● **Aim of the exercise**: Search the entries below for the word "accent", then copy each line in which it is found.

[[ Dataset open ]]

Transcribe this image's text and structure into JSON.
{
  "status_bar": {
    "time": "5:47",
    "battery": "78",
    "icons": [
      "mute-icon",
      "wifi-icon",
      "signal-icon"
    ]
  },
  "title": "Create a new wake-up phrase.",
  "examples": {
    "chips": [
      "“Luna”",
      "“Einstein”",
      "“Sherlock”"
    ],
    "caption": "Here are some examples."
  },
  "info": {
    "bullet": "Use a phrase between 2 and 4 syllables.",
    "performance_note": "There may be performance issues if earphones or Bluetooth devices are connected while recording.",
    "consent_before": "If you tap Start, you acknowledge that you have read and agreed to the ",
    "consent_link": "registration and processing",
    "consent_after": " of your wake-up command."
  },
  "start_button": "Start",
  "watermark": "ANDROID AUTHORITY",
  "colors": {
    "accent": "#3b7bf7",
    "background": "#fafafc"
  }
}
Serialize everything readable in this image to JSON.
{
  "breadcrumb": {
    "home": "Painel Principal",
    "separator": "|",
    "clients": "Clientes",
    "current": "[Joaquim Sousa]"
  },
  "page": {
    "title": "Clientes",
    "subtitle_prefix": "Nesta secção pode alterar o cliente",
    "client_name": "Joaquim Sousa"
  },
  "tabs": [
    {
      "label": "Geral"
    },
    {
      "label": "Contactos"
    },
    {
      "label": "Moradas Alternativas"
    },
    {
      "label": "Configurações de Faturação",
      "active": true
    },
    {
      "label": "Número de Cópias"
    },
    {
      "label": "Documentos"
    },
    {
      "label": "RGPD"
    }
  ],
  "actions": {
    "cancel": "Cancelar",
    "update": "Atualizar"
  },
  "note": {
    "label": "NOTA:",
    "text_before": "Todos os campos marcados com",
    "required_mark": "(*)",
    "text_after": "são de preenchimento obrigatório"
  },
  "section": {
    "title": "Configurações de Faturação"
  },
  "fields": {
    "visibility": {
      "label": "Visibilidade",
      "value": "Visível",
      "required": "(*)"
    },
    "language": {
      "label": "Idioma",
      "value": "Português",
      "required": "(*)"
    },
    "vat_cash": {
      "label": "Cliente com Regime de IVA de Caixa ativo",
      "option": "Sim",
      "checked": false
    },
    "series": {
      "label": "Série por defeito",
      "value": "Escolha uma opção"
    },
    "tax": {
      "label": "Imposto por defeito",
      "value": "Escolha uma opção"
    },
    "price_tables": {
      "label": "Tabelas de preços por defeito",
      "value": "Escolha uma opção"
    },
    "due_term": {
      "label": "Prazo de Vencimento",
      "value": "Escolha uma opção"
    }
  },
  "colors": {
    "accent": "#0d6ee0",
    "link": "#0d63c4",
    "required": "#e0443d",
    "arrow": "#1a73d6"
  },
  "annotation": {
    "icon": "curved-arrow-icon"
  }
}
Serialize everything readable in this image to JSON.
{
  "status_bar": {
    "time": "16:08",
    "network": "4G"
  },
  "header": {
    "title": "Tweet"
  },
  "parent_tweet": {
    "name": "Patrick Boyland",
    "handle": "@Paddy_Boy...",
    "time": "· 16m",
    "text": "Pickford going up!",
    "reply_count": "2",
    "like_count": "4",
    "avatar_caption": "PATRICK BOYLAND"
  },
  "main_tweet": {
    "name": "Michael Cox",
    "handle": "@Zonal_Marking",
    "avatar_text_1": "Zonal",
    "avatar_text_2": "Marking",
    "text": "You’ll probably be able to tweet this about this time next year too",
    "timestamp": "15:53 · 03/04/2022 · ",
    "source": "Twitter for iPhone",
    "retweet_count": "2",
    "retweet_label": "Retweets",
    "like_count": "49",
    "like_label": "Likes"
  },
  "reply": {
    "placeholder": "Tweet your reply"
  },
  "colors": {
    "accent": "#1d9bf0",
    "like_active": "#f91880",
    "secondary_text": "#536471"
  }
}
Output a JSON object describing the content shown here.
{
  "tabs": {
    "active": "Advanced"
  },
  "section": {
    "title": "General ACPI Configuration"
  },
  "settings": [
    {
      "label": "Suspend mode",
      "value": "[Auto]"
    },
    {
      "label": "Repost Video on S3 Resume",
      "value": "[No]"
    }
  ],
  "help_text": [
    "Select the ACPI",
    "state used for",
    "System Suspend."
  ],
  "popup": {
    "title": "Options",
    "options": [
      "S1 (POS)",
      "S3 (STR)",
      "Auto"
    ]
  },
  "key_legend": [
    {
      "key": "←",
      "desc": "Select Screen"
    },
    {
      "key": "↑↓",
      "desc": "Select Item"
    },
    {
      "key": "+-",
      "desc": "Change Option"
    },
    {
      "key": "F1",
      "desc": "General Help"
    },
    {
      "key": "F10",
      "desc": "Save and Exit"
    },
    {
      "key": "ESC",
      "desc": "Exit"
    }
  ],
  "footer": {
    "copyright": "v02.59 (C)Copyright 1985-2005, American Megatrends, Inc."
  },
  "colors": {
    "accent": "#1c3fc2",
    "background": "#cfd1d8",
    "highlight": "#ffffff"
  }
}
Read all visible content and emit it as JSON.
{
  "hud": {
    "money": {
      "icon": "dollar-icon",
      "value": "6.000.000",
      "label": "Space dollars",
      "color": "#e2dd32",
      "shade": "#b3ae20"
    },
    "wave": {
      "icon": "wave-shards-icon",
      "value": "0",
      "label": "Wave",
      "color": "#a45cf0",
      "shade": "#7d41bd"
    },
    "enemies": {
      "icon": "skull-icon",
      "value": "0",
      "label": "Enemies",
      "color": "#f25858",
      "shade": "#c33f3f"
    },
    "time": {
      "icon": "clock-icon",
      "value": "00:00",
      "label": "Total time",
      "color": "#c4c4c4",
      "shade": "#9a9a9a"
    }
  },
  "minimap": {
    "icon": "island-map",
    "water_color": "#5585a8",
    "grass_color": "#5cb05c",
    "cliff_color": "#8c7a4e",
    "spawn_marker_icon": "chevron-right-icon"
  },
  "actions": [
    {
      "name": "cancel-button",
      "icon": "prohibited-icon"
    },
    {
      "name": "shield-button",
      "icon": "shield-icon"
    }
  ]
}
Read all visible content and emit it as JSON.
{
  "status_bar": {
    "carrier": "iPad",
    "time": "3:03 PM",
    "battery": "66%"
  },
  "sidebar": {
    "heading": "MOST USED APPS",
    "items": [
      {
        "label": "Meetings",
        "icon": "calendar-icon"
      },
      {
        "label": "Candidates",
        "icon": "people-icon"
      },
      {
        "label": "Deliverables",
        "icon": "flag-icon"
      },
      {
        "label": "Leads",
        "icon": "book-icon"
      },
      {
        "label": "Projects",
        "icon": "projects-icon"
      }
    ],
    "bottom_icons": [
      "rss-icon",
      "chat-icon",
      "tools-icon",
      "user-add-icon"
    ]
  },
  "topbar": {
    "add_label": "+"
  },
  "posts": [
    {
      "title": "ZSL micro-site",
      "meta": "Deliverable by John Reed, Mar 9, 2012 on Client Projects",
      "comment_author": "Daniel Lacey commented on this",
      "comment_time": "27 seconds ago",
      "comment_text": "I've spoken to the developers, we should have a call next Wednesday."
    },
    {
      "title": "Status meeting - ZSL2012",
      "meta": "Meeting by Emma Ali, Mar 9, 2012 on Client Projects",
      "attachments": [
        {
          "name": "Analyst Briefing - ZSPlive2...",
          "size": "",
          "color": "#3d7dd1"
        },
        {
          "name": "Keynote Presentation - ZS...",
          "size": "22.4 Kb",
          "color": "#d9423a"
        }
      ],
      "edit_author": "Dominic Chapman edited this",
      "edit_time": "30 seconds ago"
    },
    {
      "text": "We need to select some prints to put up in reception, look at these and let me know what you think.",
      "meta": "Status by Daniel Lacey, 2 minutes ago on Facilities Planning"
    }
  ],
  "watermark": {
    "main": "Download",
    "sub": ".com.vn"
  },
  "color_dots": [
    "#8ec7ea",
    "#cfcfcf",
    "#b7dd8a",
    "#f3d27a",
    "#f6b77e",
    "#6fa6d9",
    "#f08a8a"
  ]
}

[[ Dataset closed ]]

● **Response for this exercise**:
    "accent": "#3b7bf7",
    "accent": "#0d6ee0",
    "accent": "#1d9bf0",
    "accent": "#1c3fc2",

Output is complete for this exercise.